So for example. in nine-pin no-tap bowling, any bowler who knocks down nine or more pins on his or her first ball is awarded a strike.

Nine-pin no-tap bowling is the most common form, but it's not unheard of to come across eight-pin no-tap (any score 8 or above counts as a strike) or even seven-pin no-tap. Technically, you could set up a no-tap event all the way down to zero-pin no-tap, but there would be no point in doing so.

No-tap bowling is often used to help those who are not as talented bowl with more skilled bowlers on a level playing field. For instance, a youth league might have an end-of-year party in which the kids bowl with their parents in an eight-pin no-tap format, giving the kids a better chance of keeping up with the adults. The same theory is used in pro-am tournaments, when regular shlubs try to compete with PBA bowlers. A no-tap format makes it less lopsided.

Scoring a Game of No-Tap Bowling

The scoring method is exactly the same as standard bowling scoring once the no-tap rule is put in place.

That is, if you're participating in a nine-pin no-tap game and you throw a 9, you are given a strike and your turn is over.

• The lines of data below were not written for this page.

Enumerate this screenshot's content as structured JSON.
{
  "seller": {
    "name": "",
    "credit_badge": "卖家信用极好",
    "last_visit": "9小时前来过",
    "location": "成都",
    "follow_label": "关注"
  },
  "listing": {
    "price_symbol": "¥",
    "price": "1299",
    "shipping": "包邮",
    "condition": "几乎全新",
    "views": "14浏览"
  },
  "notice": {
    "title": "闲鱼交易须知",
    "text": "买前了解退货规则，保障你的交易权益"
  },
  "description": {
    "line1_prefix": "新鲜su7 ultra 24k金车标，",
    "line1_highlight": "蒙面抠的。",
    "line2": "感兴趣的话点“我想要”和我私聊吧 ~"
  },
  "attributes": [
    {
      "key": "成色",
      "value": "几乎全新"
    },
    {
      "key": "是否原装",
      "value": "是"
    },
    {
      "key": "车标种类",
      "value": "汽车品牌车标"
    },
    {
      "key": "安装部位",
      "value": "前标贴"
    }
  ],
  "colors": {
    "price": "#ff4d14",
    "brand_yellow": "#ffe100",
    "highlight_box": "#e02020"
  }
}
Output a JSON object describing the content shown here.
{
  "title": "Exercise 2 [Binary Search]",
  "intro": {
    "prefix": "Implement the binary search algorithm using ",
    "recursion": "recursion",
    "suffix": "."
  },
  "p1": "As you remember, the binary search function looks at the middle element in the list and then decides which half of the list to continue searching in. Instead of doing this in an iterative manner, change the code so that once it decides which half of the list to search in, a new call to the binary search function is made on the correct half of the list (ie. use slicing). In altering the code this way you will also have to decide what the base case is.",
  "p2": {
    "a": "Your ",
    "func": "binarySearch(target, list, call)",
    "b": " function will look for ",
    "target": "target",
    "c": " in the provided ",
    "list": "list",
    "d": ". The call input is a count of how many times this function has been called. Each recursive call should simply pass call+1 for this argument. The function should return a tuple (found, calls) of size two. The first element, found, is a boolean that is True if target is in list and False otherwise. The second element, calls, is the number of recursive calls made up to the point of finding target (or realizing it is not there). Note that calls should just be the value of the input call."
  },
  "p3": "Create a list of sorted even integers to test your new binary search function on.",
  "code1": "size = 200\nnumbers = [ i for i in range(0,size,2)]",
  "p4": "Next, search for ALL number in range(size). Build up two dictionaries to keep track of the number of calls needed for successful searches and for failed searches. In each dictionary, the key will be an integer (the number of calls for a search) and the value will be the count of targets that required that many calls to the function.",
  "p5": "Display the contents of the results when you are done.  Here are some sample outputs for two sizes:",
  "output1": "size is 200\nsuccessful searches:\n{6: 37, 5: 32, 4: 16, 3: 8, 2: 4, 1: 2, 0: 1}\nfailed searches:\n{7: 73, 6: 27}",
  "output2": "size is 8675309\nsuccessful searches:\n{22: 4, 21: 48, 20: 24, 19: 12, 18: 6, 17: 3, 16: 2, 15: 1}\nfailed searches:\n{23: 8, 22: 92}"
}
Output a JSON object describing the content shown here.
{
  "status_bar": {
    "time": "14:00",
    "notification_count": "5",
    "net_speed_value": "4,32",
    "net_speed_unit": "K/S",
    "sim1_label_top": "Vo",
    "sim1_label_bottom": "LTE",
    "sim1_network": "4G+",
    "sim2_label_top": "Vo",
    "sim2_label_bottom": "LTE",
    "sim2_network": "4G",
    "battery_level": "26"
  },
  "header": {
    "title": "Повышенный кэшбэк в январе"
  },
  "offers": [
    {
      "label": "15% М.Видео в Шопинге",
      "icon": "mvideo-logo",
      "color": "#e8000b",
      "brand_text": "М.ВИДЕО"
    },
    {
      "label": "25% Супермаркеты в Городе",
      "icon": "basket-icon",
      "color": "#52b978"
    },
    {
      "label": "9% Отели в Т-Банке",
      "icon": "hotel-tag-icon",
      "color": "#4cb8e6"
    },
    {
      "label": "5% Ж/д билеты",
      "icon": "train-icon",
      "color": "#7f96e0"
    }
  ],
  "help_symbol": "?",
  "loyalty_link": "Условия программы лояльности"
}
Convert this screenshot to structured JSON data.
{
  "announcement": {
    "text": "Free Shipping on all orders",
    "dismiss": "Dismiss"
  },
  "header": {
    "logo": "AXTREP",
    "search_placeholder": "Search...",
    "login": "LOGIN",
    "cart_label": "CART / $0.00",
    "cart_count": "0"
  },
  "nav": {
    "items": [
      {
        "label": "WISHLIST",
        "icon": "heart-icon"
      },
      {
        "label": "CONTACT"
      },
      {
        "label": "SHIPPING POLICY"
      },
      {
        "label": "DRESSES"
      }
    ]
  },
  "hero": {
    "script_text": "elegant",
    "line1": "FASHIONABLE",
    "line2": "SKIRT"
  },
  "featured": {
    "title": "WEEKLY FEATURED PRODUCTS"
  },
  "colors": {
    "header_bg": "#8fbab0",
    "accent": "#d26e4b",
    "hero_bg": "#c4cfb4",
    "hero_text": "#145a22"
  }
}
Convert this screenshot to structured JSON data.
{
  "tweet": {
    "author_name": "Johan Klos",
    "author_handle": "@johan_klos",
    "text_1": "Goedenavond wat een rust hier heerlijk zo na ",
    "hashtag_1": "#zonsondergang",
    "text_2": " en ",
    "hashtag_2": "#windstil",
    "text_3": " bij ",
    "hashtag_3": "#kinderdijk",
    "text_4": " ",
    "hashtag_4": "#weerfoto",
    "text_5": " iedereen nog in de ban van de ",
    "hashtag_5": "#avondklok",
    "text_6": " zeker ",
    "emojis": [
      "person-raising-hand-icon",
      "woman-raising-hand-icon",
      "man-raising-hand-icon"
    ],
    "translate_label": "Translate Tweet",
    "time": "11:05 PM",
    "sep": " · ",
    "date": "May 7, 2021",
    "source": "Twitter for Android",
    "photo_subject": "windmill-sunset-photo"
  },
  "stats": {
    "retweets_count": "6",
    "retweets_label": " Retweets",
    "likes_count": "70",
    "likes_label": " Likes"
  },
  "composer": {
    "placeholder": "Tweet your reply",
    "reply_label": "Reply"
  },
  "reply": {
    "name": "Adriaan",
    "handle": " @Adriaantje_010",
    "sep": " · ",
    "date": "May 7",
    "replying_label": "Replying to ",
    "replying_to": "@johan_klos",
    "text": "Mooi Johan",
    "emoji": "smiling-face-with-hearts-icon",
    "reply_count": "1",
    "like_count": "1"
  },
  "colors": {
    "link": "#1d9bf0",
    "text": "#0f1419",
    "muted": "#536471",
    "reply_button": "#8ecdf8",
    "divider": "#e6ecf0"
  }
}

That frame is then added to your score as a strike for the full number of pins, and you are entitled to the regular scoring bonuses that come with a strike.